Home Wi-Fi signals get clogged with everyone in the house now using the internet connection. The parents would work from home on PCs and smartphones, while the kids attend online classes and play online games at other times. Your current router might not be able to support such increased online activities. That could be a sign that you need to upgrade to the latest Wi-Fi 6/ 6E technology using a router that supports it.
Consider a Mesh System
A mesh router system is a further upgrade if you want a consistent Wi-Fi signal throughout the entire house. The system utilizes several devices to spread Wi-Fi signals steadily across the coverage range. It’s probably one of the most extensive upgrades you could have on your home Wi-Fi network since it works like you’re having multiple routers scattered over the entire coverage area.

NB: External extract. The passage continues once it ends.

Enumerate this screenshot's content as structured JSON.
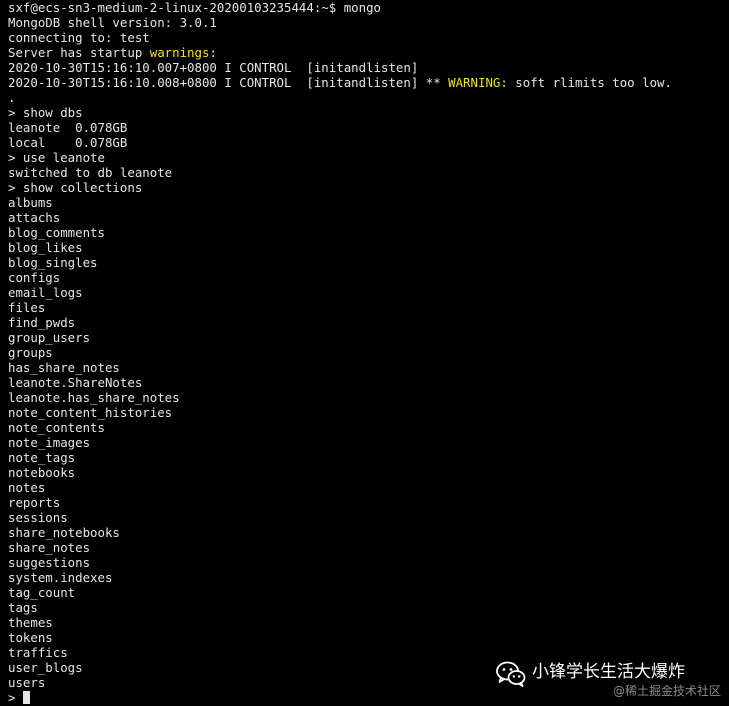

That means you will get the same (or almost the same) level of Wi-Fi performance no matter where you sit in the house. Your device will automatically find the closest node to connect, thus giving almost full signal strength.
With more mesh router systems entering the market lately, the cost of owning a system goes down a lot to make them affordable to many. A perfect combination would be a mesh Wi-Fi system working on the next-gen Wi-Fi 6 technology with a tri-band router that works on three-band options – the 2.4GHz, and two 5 GHz.
Having said that, no matter how fast your router system is, the speed you will get is limited to what your Internet Service provider (ISP) can offer. It’s worst for those staying in a secluded area where ISP usually can only afford to provide a slow-speed internet connection. Similarly, if your ISP provides high-speed internet, but you subscribe to a low-speed plan, upgrading to the state-of-the-art Wi-Fi router is absolute overkill.
The first thing you should find out is whether your router wears out from faulty components. If it does, basic maintenance on the vents is all you need to bring it back to normal working conditions. Otherwise, it’s probably the right time to change to a new speedier, more functional router.
When you do that, take a peek at home routers embedded with the latest technology and have the capability to support robust usage at home. But bear in mind that the internet speed you get is only as fast as the ISP plan you choose.
Hey, I’m Jeremy Clifford. I hold a bachelor’s degree in information systems, and I’m a certified network specialist. I worked for several internet providers in LA, San Francisco, Sacramento, and Seattle over the past 21 years.
I worked as a customer service operator, field technician, network engineer, and network specialist. During my career in networking, I’ve come across numerous modems, gateways, routers, and other networking hardware. I’ve installed network equipment, fixed it, designed and administrated networks, etc.
Networking is my passion, and I’m eager to share everything I know with you. On this website, you can read my modem and router reviews, as well as various how-to guides designed to help you solve your network problems. I want to liberate you from the fear that most users feel when they have to deal with modem and router settings.
My favorite free-time activities are gaming, movie-watching, and cooking. I also enjoy fishing, although I’m not good at it. What I’m good at is annoying David when we are fishing together. Apparently, you’re not supposed to talk or laugh while fishing – it scares the fishes.